Consistency is generally a positive development when the overall readings have been positive and this is the case for the August report of the Credit Managers’ Index (CMI) from the National Association of Credit Management, which posted no change from July’s 56.8. This marks five months of readings between 56 and 56.8 and given the volatility in the economy as a whole for this period, this stability in credit is a positive signal as far as the rest of the year is concerned.
“The August CMI reflects a more optimistic future, but not an economy that is likely to surge,” said NACM Economist Chris Kuehl, PhD. “In comparing this month’s reading to that reported by the Federal Reserve, it is easier to understand the optimism about the last half of the year, as well as the worry about the impact of inflation fueled by some of this growth.” Nearly all the index’s readings reflect that same stability, though there was noteworthy movement in both the favorable and unfavorable factor indices. Kuehl noted the same stability in various important data streams—capacity utilization between 78 percent and 79.7 percent over this period—just a little shy of what is considered normal. Stability also appears in terms of capital expenditure. “These measures stand in stark contrast to the wild gyrations in the overall growth rate as first quarter numbers were in recession territory at -2.1 percent, while the second quarter boasted a gain of over four percent,” Kuehl said.
The favorable factor index improved only very slightly from 63.7 to 63.8. Sales dipped from 65.2 to 64.8, but that is still trending toward the high side as far as the last several months are concerned.
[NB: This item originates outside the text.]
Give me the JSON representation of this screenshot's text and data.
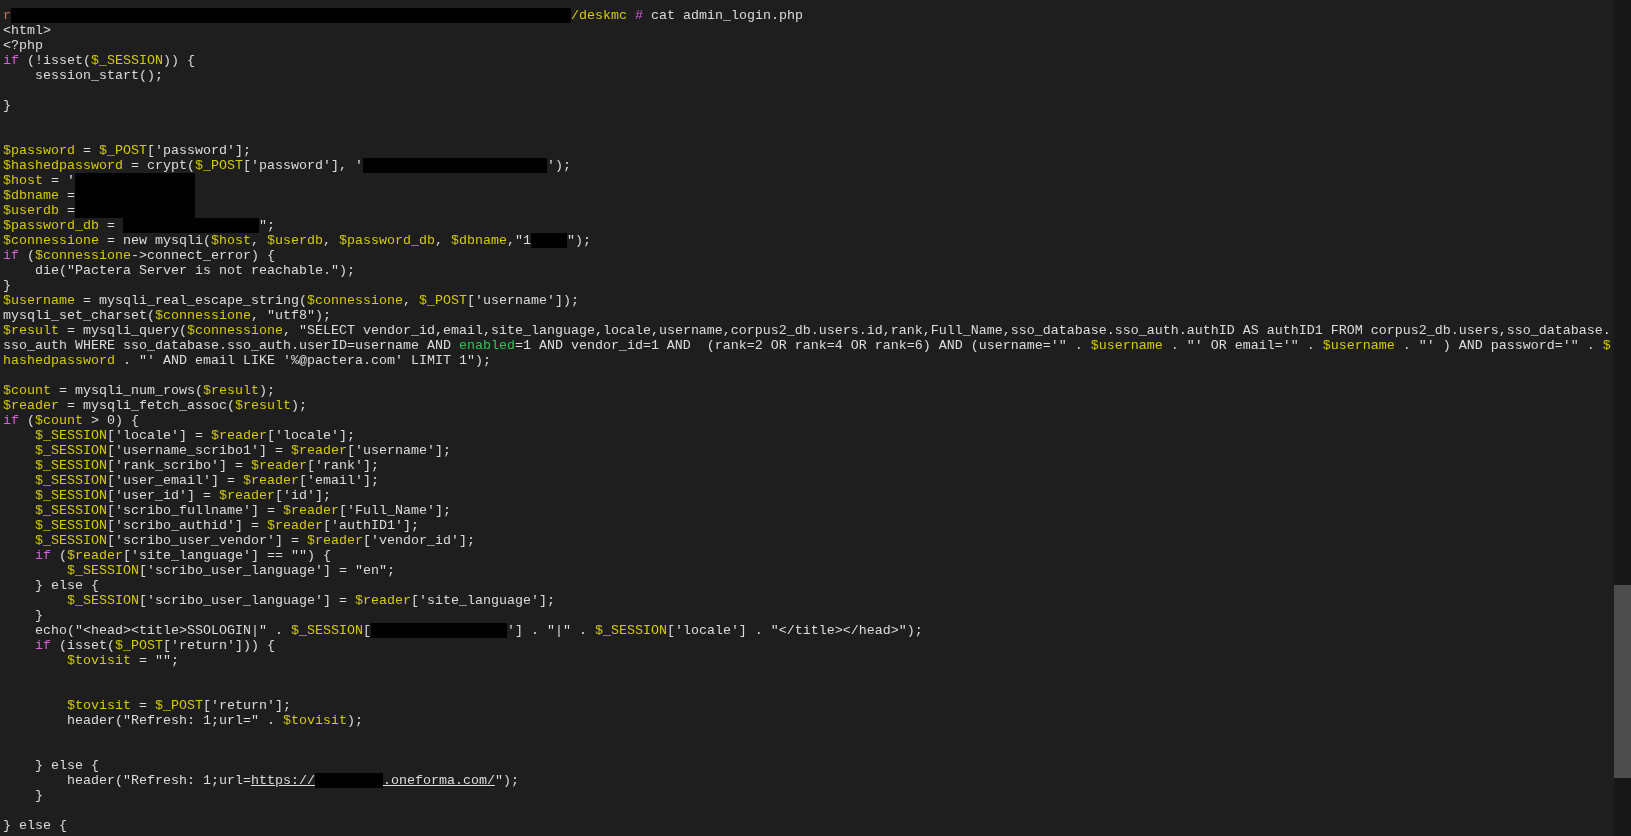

There was also a significant dip in new credit applications from 62.4 to 60.9, but it remains above 60. Dollar collections and amount of credit extended both registered gains from 61.0 to 62.7 and 66.1 to 66.7, respectively. This is the second straight month that favorable factors remained in the 60s and points toward a better end to 2014 than the start.
The unfavorable factor index was similarly unchanged from last month, but falling instead of rising from 52.2 to 52.1. This consistency suggests that none of the economic concerns that started the year have been sufficiently serious to drag the economy down. Just as with the favorable readings, there was more movement within the individual factors. Rejections of credit applications slipped from 52.1 to 51.9, seemingly reflecting an increase in marginal companies trying to obtain credit. Accounts placed for collection improved from 51.5 to 52.1—a good signal that fewer accounts are getting into real trouble. Disputes remained stable, rising from 50.3 to 50.6, but dollar amount beyond terms slid from 51.1 to 50.3. This is getting too close to contraction territory for real comfort, but no cause for alarm, noted Kuehl. Dollar amount of customer deductions slipped below 50 from 50.6 to 49.9. That marks the first time for a slip into contraction territory since June. For the last year it has been staying pretty close to the 50 point and will likely bounce back in the coming months. Finally, filings for bankruptcies slipped, barely, from 57.6 to 57.5. “The good news is that the financial distress at the start of the year has not triggered a wave of business failure, and now that seems even less likely,” Kuehl said.